» Exercise prompt:
Output the entries below exactly as written, omitting pictures.

» Data records:

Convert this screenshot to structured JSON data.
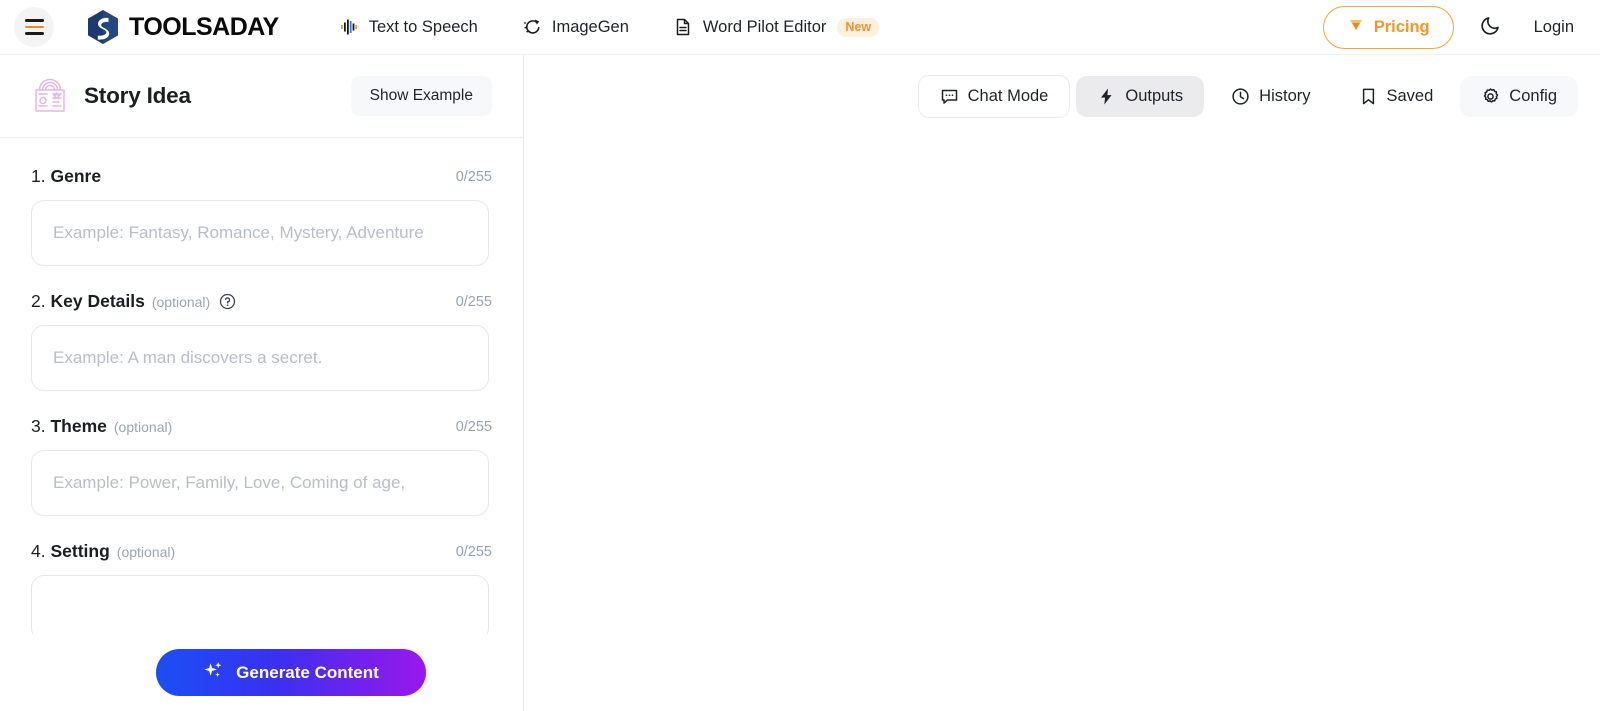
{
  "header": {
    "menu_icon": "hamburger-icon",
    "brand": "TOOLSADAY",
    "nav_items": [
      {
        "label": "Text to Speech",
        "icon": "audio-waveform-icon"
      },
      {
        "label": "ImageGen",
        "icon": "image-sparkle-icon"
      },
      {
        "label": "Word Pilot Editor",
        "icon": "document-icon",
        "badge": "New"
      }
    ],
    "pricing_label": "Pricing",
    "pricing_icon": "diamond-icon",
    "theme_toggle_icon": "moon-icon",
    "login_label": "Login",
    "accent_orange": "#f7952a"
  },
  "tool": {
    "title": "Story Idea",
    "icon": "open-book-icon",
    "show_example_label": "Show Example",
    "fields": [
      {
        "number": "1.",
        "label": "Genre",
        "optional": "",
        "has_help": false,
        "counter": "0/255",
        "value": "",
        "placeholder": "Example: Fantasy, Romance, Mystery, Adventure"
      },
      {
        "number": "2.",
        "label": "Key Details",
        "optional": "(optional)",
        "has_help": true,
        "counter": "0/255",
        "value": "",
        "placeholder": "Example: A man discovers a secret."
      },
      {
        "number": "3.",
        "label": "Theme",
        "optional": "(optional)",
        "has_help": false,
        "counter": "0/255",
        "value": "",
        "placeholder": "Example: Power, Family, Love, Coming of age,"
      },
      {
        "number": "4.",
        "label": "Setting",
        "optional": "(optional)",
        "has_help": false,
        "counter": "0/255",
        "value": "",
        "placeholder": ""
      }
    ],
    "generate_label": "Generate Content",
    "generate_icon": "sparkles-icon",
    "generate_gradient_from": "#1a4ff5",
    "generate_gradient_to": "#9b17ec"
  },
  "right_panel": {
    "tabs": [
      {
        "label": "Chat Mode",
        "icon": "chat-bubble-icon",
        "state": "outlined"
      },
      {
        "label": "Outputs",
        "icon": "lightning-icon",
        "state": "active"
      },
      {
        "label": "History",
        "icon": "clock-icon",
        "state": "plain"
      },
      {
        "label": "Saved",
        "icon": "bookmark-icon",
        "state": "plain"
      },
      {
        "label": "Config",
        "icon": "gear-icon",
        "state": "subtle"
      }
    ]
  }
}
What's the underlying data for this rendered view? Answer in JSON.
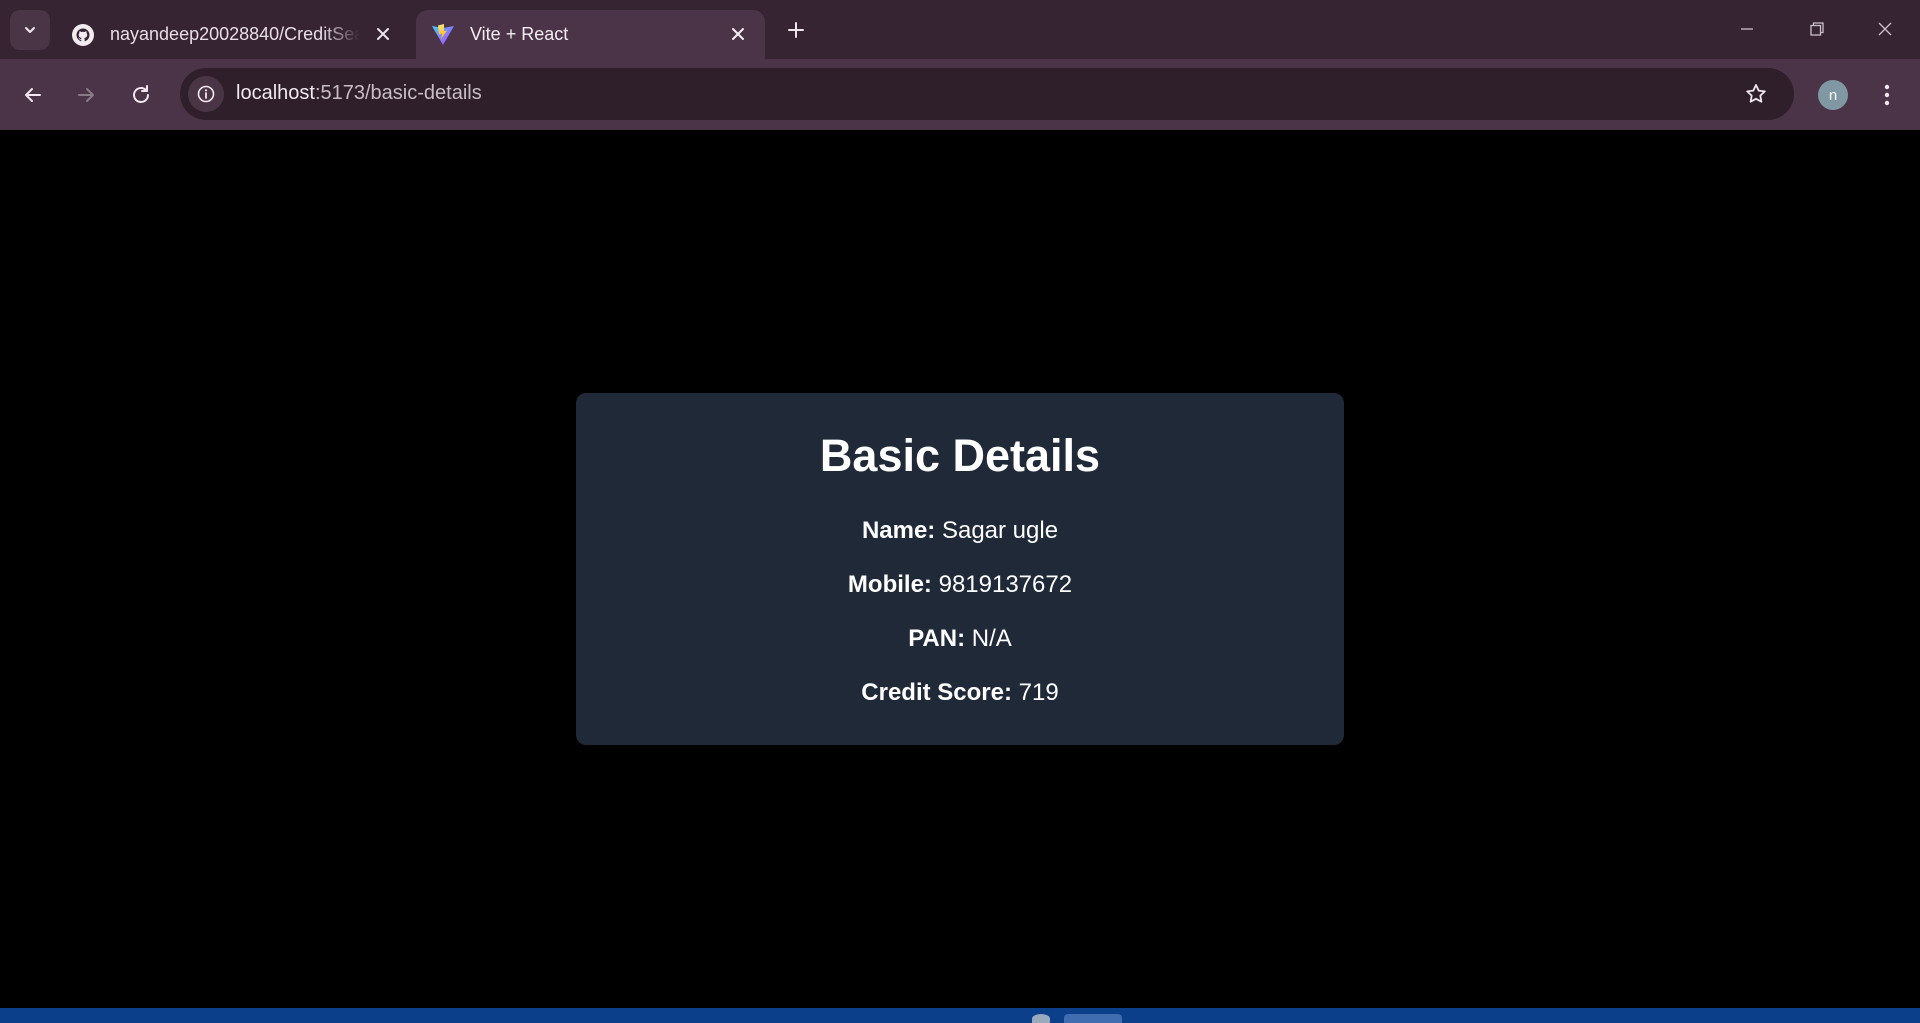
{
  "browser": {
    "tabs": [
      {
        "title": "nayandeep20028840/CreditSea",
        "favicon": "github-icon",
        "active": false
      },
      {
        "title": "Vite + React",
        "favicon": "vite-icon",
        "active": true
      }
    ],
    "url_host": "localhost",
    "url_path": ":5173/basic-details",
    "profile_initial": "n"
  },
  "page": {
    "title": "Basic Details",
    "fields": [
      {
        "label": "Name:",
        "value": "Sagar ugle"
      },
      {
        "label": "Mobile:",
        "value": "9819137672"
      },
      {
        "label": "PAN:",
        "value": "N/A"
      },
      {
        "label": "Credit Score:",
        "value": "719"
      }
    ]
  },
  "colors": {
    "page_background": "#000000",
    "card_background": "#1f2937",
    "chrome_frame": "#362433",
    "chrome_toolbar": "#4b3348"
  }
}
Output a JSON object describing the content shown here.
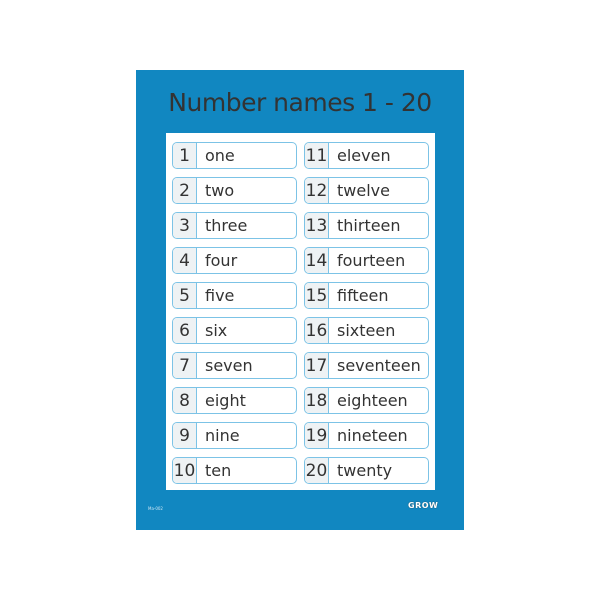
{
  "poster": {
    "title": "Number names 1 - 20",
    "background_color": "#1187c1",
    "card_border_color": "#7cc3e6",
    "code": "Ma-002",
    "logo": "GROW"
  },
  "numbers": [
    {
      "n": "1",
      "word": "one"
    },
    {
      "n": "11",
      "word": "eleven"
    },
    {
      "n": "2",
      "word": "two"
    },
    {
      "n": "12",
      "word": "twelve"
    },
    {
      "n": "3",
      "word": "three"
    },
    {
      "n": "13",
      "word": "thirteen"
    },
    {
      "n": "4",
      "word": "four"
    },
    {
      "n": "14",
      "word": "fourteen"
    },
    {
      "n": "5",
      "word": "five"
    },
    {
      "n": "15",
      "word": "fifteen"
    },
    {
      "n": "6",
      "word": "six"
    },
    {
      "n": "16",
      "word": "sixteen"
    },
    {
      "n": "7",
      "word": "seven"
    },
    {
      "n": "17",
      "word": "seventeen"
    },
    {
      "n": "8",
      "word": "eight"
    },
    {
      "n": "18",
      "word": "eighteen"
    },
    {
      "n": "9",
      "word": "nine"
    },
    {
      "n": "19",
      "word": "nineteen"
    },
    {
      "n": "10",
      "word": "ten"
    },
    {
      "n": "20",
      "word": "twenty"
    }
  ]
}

» Exercise response:
Convert this screenshot to structured JSON data.
{
  "header": {
    "menu_icon": "hamburger-icon",
    "brand": "TOOLSADAY",
    "nav_items": [
      {
        "label": "Text to Speech",
        "icon": "audio-waveform-icon"
      },
      {
        "label": "ImageGen",
        "icon": "image-sparkle-icon"
      },
      {
        "label": "Word Pilot Editor",
        "icon": "document-icon",
        "badge": "New"
      }
    ],
    "pricing_label": "Pricing",
    "pricing_icon": "diamond-icon",
    "theme_toggle_icon": "moon-icon",
    "login_label": "Login",
    "accent_orange": "#f7952a"
  },
  "tool": {
    "title": "Story Idea",
    "icon": "open-book-icon",
    "show_example_label": "Show Example",
    "fields": [
      {
        "number": "1.",
        "label": "Genre",
        "optional": "",
        "has_help": false,
        "counter": "0/255",
        "value": "",
        "placeholder": "Example: Fantasy, Romance, Mystery, Adventure"
      },
      {
        "number": "2.",
        "label": "Key Details",
        "optional": "(optional)",
        "has_help": true,
        "counter": "0/255",
        "value": "",
        "placeholder": "Example: A man discovers a secret."
      },
      {
        "number": "3.",
        "label": "Theme",
        "optional": "(optional)",
        "has_help": false,
        "counter": "0/255",
        "value": "",
        "placeholder": "Example: Power, Family, Love, Coming of age,"
      },
      {
        "number": "4.",
        "label": "Setting",
        "optional": "(optional)",
        "has_help": false,
        "counter": "0/255",
        "value": "",
        "placeholder": ""
      }
    ],
    "generate_label": "Generate Content",
    "generate_icon": "sparkles-icon",
    "generate_gradient_from": "#1a4ff5",
    "generate_gradient_to": "#9b17ec"
  },
  "right_panel": {
    "tabs": [
      {
        "label": "Chat Mode",
        "icon": "chat-bubble-icon",
        "state": "outlined"
      },
      {
        "label": "Outputs",
        "icon": "lightning-icon",
        "state": "active"
      },
      {
        "label": "History",
        "icon": "clock-icon",
        "state": "plain"
      },
      {
        "label": "Saved",
        "icon": "bookmark-icon",
        "state": "plain"
      },
      {
        "label": "Config",
        "icon": "gear-icon",
        "state": "subtle"
      }
    ]
  }
}
What's the underlying data for this rendered view? Answer in JSON.
{
  "browser": {
    "tabs": [
      {
        "title": "nayandeep20028840/CreditSea",
        "favicon": "github-icon",
        "active": false
      },
      {
        "title": "Vite + React",
        "favicon": "vite-icon",
        "active": true
      }
    ],
    "url_host": "localhost",
    "url_path": ":5173/basic-details",
    "profile_initial": "n"
  },
  "page": {
    "title": "Basic Details",
    "fields": [
      {
        "label": "Name:",
        "value": "Sagar ugle"
      },
      {
        "label": "Mobile:",
        "value": "9819137672"
      },
      {
        "label": "PAN:",
        "value": "N/A"
      },
      {
        "label": "Credit Score:",
        "value": "719"
      }
    ]
  },
  "colors": {
    "page_background": "#000000",
    "card_background": "#1f2937",
    "chrome_frame": "#362433",
    "chrome_toolbar": "#4b3348"
  }
}
Output a JSON object describing the content shown here.
{
  "poster": {
    "title": "Number names 1 - 20",
    "background_color": "#1187c1",
    "card_border_color": "#7cc3e6",
    "code": "Ma-002",
    "logo": "GROW"
  },
  "numbers": [
    {
      "n": "1",
      "word": "one"
    },
    {
      "n": "11",
      "word": "eleven"
    },
    {
      "n": "2",
      "word": "two"
    },
    {
      "n": "12",
      "word": "twelve"
    },
    {
      "n": "3",
      "word": "three"
    },
    {
      "n": "13",
      "word": "thirteen"
    },
    {
      "n": "4",
      "word": "four"
    },
    {
      "n": "14",
      "word": "fourteen"
    },
    {
      "n": "5",
      "word": "five"
    },
    {
      "n": "15",
      "word": "fifteen"
    },
    {
      "n": "6",
      "word": "six"
    },
    {
      "n": "16",
      "word": "sixteen"
    },
    {
      "n": "7",
      "word": "seven"
    },
    {
      "n": "17",
      "word": "seventeen"
    },
    {
      "n": "8",
      "word": "eight"
    },
    {
      "n": "18",
      "word": "eighteen"
    },
    {
      "n": "9",
      "word": "nine"
    },
    {
      "n": "19",
      "word": "nineteen"
    },
    {
      "n": "10",
      "word": "ten"
    },
    {
      "n": "20",
      "word": "twenty"
    }
  ]
}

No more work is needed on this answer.